As usual, there is a war in Borogravia. Polly, a young girl, decides to join the army to look for her brother Paul, who joined up a while ago. So, Polly becomes Oliver and leaves her home. Under the lead of Sergeant Jackrum, Oliver and the other new recruits learn the ropes of warfare and discover the truth behind an increasingly desperate war.
I did not like Monstrous Regiment. There were two major problems I had with it: the tone didn’t feel right and the whole approach to the gender thing was one-dimensional at best.
With the premise, a lot could have been said about gender, about how we construct and perform it and how crossing gender lines is perceived. Instead, Pratchett makes two jokes about it and repeats them ad infinitum. One is the socks thing (men think with their socks!) and the other is that women apparently don’t curse. [While I agree that in a society like Borogravia’s, many women might have problem with cursing, it seemed awkward that all the women have that problem and especially the women who are comfortable enough with breaking basically every gender rule to join the fucking army.]
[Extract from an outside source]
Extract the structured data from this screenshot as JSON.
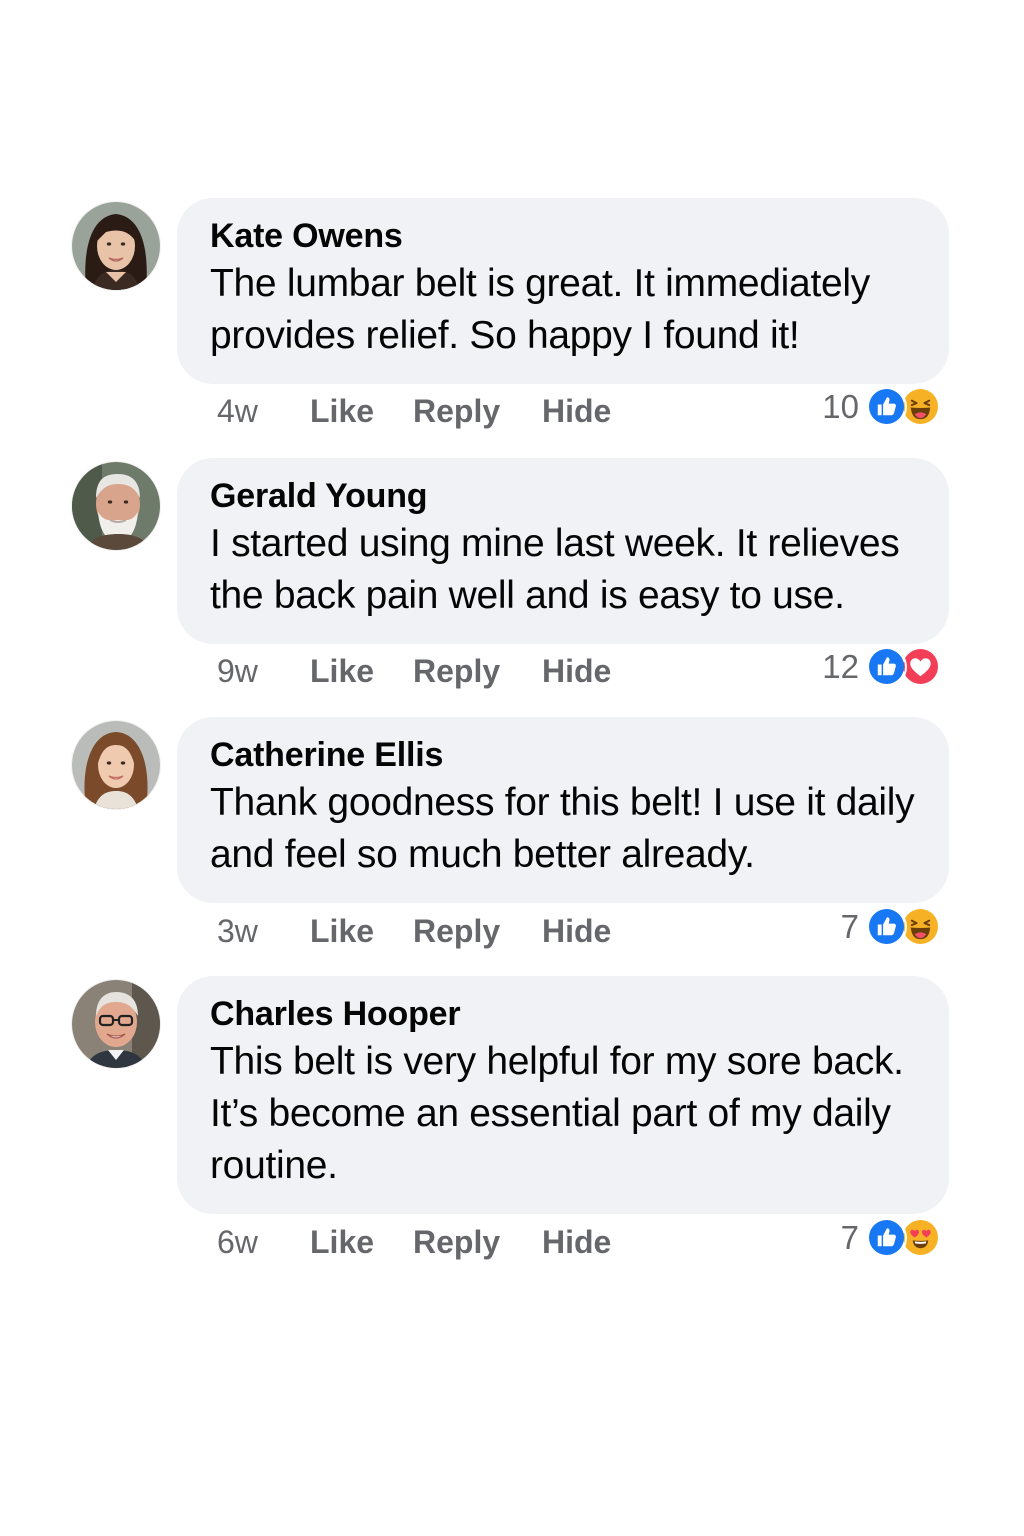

It just seemed like Pratchett missed many a chance to say something meaningful about gender.
The other thing was that the tone of the novel just didn’t work out. In Night Watch, the fun stuff worked to emphasise the dark stuff (and vice versa). In Monstrous Regiment, they obliterate each other: The fun stuff doesn’t seem funny and the dark stuff lacks emotional impact.
Add to that that there’s just not enough Sam Vimes in this novel and sadly, not even the awesome Abominations Unto Nuggan can save this book.